Furthermore, Empedocles proposed that the soul was not confined to just the human realm but extended to all living beings, including animals and plants. He believed that the soul was interconnected with the natural world and that its harmony or disharmony with the elements influenced the overall well-being and balance of an individual. This holistic understanding of the soul challenged the prevailing belief at the time that the soul was solely a divine essence bestowed upon humans by the gods. Empedocles’ ideas sparked a revolution in philosophical thought, paving the way for further exploration and understanding of the soul’s nature and its relationship to the world. His holistic perspective shifted the focus from a hierarchical view of the soul to a more interconnected and interdependent one.

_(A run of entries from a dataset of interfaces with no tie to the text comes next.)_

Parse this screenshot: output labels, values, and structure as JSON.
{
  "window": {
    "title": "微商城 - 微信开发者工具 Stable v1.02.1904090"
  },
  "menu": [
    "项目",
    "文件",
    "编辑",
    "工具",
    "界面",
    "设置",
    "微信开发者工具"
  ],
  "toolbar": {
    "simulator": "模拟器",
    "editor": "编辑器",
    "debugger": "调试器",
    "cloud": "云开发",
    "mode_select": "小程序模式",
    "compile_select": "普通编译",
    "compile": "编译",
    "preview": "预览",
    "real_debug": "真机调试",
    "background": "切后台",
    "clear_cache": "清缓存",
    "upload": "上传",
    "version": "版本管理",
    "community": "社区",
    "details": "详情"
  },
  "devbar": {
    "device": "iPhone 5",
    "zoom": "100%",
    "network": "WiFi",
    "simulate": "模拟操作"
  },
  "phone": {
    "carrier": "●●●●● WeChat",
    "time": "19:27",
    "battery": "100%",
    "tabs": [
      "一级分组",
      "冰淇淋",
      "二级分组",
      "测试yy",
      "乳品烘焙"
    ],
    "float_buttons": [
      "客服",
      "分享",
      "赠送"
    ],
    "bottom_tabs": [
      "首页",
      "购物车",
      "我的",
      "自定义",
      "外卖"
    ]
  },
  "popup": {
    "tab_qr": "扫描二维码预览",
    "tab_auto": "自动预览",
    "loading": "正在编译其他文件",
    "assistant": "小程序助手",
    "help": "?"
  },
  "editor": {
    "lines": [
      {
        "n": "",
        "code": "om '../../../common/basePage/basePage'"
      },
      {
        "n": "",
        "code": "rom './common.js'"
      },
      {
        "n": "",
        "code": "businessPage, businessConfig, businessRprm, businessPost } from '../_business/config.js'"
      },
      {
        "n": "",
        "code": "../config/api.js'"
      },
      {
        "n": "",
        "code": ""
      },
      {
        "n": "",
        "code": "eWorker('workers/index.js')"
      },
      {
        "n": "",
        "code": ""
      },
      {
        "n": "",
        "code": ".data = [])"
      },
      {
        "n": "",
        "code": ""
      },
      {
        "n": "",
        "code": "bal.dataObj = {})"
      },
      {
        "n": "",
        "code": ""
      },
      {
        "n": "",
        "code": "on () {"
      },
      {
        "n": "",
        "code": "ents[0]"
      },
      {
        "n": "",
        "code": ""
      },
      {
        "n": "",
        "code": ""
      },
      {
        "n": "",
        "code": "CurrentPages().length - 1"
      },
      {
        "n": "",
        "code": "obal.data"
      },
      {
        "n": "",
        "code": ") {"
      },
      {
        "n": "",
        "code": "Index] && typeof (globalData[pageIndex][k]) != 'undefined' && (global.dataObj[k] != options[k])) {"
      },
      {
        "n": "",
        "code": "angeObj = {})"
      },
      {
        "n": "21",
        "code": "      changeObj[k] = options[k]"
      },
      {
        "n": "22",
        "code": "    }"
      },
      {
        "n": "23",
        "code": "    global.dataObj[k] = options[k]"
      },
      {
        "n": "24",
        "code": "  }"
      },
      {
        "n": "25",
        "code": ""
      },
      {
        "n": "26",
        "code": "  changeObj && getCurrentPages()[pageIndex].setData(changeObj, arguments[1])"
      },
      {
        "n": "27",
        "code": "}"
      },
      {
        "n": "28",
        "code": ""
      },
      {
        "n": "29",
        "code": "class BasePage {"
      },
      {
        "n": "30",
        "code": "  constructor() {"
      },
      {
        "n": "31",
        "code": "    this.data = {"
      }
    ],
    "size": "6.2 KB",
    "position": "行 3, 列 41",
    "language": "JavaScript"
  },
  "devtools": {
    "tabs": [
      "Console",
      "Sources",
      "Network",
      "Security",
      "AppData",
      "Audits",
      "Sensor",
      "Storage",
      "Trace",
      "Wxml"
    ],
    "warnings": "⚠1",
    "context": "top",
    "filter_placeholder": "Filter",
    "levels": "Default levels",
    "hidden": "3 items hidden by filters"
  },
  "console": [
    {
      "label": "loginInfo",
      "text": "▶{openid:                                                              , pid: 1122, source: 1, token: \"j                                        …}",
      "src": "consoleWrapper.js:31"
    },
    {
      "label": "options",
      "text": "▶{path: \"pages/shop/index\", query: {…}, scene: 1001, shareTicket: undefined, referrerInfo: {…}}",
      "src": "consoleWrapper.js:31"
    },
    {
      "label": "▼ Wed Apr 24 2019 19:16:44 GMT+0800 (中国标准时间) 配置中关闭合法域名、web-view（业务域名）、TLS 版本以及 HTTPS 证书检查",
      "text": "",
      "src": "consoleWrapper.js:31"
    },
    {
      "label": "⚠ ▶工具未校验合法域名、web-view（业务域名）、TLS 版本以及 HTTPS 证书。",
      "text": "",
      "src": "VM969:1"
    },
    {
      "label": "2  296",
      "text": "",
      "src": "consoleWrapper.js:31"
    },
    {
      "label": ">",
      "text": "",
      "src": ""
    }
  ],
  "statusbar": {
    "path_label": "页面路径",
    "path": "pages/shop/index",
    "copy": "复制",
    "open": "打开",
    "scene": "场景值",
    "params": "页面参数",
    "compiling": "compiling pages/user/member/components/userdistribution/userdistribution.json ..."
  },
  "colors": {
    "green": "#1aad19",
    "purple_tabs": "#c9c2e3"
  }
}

This new understanding opened up avenues for individuals to seek balance and harmony within themselves and with the natural world, ultimately leading to a more holistic approach to well-being and spirituality. Empedocles’ ideas continue to influence and inspire philosophers and thinkers today as they seek to unravel the mysteries of the soul and its connection to the larger universe.
Empedocles was an ancient thinker famous for developing the theory of the four elements (fire, water, air, and earth) that form the basis of everything in the universe. He also introduced the idea of two opposing cosmic forces, namely love and hate, which govern change in the world.
The theory of the four elements and its concept of love and hate influenced subsequent thinking in philosophy and science. Empedocles also combined aspects of religion and mysticism in his thinking, so he was known as a spiritual philosopher. He played an important role in the history of pre-Socratic philosophy and influenced the thinking of subsequent philosophers.
Empedocles’ works have been lost for thousands of years, but several fragments and quotations from his writings have survived, providing insight into his thought and contributions to the history of philosophy.
What were Empedocles’ beliefs about the nature of reality?
Empedocles believed that the entire physical world was composed of four basic elements: earth, water, air, and fire. He posited that these elements combined and separated under the influence of two opposing forces, Love (or Attraction) and Strife (or Repulsion). According to him, these elements and forces were responsible for all the changes and phenomena in the universe.
How did Empedocles explain the origins of life and species?
Empedocles proposed a theory of the transmigration of souls. He believed that souls were immortal and would undergo a cycle of reincarnation, moving from one form of life to another. He suggested that living organisms were the result of the combination of elements and the presence of souls, and that they evolved over time through the interplay of Love and Strife.
Did Empedocles’ ideas have any influence on later philosophers?
Yes, Empedocles’ ideas had a significant influence on later philosophers, particularly Plato and Aristotle. Plato was inspired by his ideas on the elements and incorporated them into his own philosophy. Aristotle, in his work on natural philosophy, also discussed and critiqued Empedocles’ ideas about the elements and the forces of Love and Strife.
- Empedocles: A Philosophical Investigation – Patricia Curd (2004)
- Empedocles: Extant Fragments – M. R. Wright (1981)
- The Presocratic Philosophers – G. S. Kirk dan J. E. Raven (1957)
- Empedocles and Anaxagoras: Responses to Parmenides – Patricia Curd (2019)
- Empedocles: Interpretation and Relevance – Scott Austin (2013)
- Empedocles and the Foundations of Parmenides’ Poem – Patricia Curd (2005)
- Empedocles’ Cosmic Cycle: A Reconstruction from the Fragments and Secondary Sources – P. H. Wicksteed (2009)